Peggy Ashcroft had a lump on her face.
I'm not sure what it was. A mole, I suppose, or a skin tag. The kind of thing we humans tend to get as age advances. It didn't, of course, make her any less beautiful or striking or any less convincing as an actor. But I remember a fierce row about it with an American friend of mine who worked in show business. He reckoned it was a disgrace that she hadn't had it removed, while I expatiated on the merits of allowing our bodies to grow old, without slicing, sluicing, scraping and stitching every part of our mortal coil into permanently pristine nubility.
Peggy died 20 years ago and things have moved on. The cosmetic surgery business is now worth billions, and, in many cases, it has given real relief to people whose feelings about their appearance had depressed and intimidated them for decades.
My worry, though, is that while cosmetic surgery clinics look and sound like medical outfits, they don't all quite work to the same medical code as we might expect. It was brought home to me when I was thinking of having my eyes lasered eight years ago. I tried five different clinics and they really gave me the collywobbles. Yes, everything looked clean and hygienic. Yes, the receptionists were friendly. And, yes, the ophthalmologists seemed well qualified. But what put me off in four cases was the fact that almost before I'd sat down in the waiting room, they were offering me a loan to pay for the procedure. The overwhelming feeling was that someone was flogging me something, whether or not it would actually be good for my health. Even then, laser surgery was pretty straightforward, but I just couldn't go ahead with a clinic that felt like the medical equivalent of a car showroom, so I chose the only one where the doctor honestly explained the risks to me.
In the end, it went brilliantly (apart from the smoke and the slight smell of burning roast pork as the laser started its work on my eyeball), and I've had eight years without contact lenses. But it is still disturbing that laser eye surgery, along with the vast majority of the cosmetic surgery industry, lies well beyond the reach of proper regulation. Indeed, virtually the only requirement is that a clinic be registered with the Care Quality Commission, whose resources are extremely stretched.
If we want to avoid another implants-style healthcare scandal, we should enforce a far stricter code on the whole industry, with registration backed up by proper monitoring and criminal sanctions. Richard Desmond may not know what ethics means, but commercial cosmetic surgeons should surely understand medical ethics.
In praise of the Speaker's tough love
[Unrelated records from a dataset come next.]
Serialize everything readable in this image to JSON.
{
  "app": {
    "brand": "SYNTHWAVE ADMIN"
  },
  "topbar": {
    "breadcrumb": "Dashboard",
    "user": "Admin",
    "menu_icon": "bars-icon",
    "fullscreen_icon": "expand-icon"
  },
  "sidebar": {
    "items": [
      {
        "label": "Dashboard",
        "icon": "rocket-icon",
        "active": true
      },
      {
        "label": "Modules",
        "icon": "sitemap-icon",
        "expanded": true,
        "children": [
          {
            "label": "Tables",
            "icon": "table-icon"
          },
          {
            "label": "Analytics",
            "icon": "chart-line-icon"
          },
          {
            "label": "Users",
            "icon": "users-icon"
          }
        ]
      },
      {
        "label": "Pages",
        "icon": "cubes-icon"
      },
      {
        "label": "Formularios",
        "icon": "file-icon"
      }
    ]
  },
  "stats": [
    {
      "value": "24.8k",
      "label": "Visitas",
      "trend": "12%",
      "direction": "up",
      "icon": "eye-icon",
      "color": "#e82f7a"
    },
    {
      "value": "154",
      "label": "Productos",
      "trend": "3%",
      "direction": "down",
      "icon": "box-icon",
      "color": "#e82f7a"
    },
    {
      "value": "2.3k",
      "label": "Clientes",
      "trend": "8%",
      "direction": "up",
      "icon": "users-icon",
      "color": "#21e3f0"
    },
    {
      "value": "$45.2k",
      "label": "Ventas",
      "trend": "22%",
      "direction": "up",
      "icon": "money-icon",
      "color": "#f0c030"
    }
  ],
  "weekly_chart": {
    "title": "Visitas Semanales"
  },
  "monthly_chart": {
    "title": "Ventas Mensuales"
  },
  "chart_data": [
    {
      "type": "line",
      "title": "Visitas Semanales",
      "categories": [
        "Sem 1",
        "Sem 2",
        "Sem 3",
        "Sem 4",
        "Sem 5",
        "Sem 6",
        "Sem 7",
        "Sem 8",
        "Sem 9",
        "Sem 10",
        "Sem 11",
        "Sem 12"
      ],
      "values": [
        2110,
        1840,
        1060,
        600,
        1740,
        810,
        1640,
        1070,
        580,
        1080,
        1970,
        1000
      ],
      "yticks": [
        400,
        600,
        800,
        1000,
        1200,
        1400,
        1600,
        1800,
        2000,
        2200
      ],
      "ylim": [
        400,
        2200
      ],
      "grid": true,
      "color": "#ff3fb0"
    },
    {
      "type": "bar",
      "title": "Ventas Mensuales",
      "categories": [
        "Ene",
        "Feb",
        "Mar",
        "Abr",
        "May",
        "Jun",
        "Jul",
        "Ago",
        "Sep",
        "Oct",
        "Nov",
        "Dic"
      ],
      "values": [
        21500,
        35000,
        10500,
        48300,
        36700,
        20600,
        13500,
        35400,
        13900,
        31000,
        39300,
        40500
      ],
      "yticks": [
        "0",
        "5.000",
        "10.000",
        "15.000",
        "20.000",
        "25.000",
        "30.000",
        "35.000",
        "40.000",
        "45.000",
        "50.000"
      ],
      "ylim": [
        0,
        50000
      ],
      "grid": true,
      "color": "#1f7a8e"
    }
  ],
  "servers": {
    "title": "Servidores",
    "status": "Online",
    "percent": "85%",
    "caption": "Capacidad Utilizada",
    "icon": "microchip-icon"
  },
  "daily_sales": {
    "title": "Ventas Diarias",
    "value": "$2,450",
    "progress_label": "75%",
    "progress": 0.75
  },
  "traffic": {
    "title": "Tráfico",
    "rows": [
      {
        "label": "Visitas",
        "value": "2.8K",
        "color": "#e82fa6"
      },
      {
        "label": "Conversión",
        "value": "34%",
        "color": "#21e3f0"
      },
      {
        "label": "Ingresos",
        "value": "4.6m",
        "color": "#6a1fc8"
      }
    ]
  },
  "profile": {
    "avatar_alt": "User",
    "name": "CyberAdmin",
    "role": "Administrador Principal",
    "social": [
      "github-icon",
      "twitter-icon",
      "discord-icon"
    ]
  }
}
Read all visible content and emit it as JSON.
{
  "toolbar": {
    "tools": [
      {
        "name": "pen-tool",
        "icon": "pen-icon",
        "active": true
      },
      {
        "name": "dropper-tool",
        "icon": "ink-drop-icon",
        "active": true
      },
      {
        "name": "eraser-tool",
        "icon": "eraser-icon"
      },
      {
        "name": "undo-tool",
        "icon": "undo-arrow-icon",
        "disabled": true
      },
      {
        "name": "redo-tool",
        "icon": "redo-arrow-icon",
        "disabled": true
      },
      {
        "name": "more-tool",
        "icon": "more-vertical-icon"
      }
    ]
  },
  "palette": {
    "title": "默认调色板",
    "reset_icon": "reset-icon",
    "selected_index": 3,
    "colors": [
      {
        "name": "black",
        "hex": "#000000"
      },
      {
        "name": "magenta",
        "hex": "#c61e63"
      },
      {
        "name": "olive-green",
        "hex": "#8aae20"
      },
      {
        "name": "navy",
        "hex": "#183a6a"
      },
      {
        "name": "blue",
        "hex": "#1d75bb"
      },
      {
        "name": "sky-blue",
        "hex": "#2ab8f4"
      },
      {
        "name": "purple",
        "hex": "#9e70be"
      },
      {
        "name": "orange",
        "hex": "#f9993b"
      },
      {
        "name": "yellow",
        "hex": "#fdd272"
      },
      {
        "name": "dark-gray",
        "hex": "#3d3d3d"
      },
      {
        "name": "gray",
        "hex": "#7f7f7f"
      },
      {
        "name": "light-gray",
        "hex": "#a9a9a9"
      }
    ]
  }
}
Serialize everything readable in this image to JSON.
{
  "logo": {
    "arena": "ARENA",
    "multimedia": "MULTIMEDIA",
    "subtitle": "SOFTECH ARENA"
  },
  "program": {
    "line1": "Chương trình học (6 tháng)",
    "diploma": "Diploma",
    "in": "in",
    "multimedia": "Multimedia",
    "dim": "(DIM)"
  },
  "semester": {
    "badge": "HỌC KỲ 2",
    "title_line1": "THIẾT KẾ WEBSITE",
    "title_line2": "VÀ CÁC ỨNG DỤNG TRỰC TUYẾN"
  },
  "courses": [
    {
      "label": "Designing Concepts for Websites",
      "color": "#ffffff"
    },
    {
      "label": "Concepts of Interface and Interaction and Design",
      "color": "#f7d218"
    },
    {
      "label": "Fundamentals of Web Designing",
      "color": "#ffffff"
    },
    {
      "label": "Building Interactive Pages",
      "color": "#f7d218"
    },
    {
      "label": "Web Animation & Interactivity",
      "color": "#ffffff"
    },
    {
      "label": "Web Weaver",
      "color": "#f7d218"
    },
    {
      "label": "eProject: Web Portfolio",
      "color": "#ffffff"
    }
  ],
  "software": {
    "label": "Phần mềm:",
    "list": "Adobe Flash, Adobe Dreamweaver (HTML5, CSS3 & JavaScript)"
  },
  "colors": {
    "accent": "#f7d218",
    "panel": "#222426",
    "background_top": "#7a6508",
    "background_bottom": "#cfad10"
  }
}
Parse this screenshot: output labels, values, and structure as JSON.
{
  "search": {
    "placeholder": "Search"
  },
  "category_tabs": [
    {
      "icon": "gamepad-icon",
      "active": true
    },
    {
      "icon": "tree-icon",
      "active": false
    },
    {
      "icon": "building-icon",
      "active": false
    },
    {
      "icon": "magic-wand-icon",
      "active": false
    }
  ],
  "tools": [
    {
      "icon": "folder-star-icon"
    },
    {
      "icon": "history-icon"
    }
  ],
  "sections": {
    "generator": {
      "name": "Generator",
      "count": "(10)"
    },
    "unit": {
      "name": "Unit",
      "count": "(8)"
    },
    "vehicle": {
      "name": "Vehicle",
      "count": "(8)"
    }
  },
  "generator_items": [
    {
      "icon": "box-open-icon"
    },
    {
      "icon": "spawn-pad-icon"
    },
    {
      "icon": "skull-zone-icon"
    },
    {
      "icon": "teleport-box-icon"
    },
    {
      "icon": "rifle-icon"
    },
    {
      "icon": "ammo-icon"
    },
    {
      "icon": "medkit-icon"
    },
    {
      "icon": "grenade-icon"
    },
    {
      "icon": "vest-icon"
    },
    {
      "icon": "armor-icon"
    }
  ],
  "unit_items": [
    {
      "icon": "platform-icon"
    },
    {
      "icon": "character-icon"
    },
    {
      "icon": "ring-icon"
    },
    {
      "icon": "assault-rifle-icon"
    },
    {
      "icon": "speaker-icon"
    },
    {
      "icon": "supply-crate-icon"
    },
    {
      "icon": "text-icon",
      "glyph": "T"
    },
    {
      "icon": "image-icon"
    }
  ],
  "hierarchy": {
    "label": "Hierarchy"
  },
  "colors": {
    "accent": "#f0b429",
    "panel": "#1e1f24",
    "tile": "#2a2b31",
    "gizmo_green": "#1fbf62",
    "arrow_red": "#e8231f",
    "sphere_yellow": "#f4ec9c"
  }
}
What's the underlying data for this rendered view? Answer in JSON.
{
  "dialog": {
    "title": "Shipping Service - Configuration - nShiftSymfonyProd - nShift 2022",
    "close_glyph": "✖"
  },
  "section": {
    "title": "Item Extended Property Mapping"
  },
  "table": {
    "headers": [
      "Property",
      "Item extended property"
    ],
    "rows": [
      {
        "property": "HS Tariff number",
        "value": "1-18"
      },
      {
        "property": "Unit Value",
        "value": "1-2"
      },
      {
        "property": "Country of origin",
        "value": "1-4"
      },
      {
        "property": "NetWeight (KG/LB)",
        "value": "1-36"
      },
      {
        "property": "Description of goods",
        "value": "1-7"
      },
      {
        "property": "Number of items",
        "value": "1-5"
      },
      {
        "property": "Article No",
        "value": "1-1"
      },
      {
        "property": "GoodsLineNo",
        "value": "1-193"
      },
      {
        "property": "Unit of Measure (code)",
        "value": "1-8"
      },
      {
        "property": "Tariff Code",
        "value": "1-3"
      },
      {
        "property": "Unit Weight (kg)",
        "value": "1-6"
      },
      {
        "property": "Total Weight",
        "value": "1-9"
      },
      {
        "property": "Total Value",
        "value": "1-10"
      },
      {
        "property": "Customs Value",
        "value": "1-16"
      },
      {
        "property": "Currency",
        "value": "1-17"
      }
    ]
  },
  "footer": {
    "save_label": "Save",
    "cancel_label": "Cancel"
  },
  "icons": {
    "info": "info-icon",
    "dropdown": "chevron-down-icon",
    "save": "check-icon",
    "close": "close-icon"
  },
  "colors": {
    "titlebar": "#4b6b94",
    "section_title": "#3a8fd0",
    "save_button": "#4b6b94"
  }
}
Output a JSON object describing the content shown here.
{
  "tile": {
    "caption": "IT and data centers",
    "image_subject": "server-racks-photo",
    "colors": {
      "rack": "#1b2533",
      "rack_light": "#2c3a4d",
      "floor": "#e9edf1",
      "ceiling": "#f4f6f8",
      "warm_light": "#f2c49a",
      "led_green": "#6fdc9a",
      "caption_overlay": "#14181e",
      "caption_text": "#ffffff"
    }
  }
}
Because the media is far more interested in process stories about Parliament than anything that is actually discussed in Parliament, there was another bout of Bercow-phobia just before Christmas. I have to confess, I'm not impartial. John Bercow was instrumental in changing the rules so that Jared and I could get married in Parliament (not in the Chapel but in the Members' Dining Room), and his wife Sally definitely adds to the sum total of joy in the world. So you may dismiss what I'm about to say. But the truth is he has been a splendidly invigorating Speaker. Where once MPs could ask interminable questions and ministers could stonewall back, talking down the clock, Bercow is now so tough on prolixity and the causes of prolixity that front and back benchers alike tremble. So much so that when Bercow coughed while the Lib Dem minister Lynne Featherstone was at the despatch box on Thursday, she nervously turned to him and asked, "Are you coughing at me, Mr Speaker?" as if to suggest that the merest epiglottal stop from the Speaker's chair could bring her to an end. That's why he'll be Speaker for many years yet.
An odd piece planned for the Welsh jigsaw
Boundaries. I know, you may not be interested. But indulge me for a minute. The new draft parliamentary boundaries for Wales came out this week (on my 50th birthday). The commission had a tough job, cutting savagely from 40 seats to 30, which is fewer than at any time since 1832 and just three more than in 1601, despite the population of Wales rising from roughly 300,000 in 1600 to three million today. The Government's legislation was so obsessed with the numerical equality of seats that there are some very odd results. In the Rhondda's case, they are suggesting that part of the Cynon Valley be added to my Rhondda seat. It's a tiny quibble, but the only way to get from one valley to the other, short of a Von Trapp family climb over the mountain, is via two other constituencies.
How the Commons punishes the wicked
The Culture Committee is considering its report on phone hacking, so the Commons will soon have to decide what we should do about those who have lied to Parliament. We should remember Charles Grissell, who boasted in 1879 that he could get the Tower High Level Bridge Bill rejected for a consideration of £2,000. For this blatant contempt of Parliament, he and his lawyer, John Ward, were summoned to the bar of the House. Grissell legged it to Boulogne, leaving Ward to be arrested and imprisoned. When the Speaker sent a messenger to Boulogne to demand Grissell's return, he was found "disporting himself in summer clothes" and invited the messenger to dinner. Knowing that the Commons could imprison him only while the House was in session, Grissell gave himself up just before Parliament was prorogued, whereupon he was sent to Newgate for just a few hours. The Commons was still seething, though, when it resumed the following spring, so Grissell was returned to Newgate on 2 March. He had to be released again when the general election was called on 24 March, but the Commons had made sure it got its man.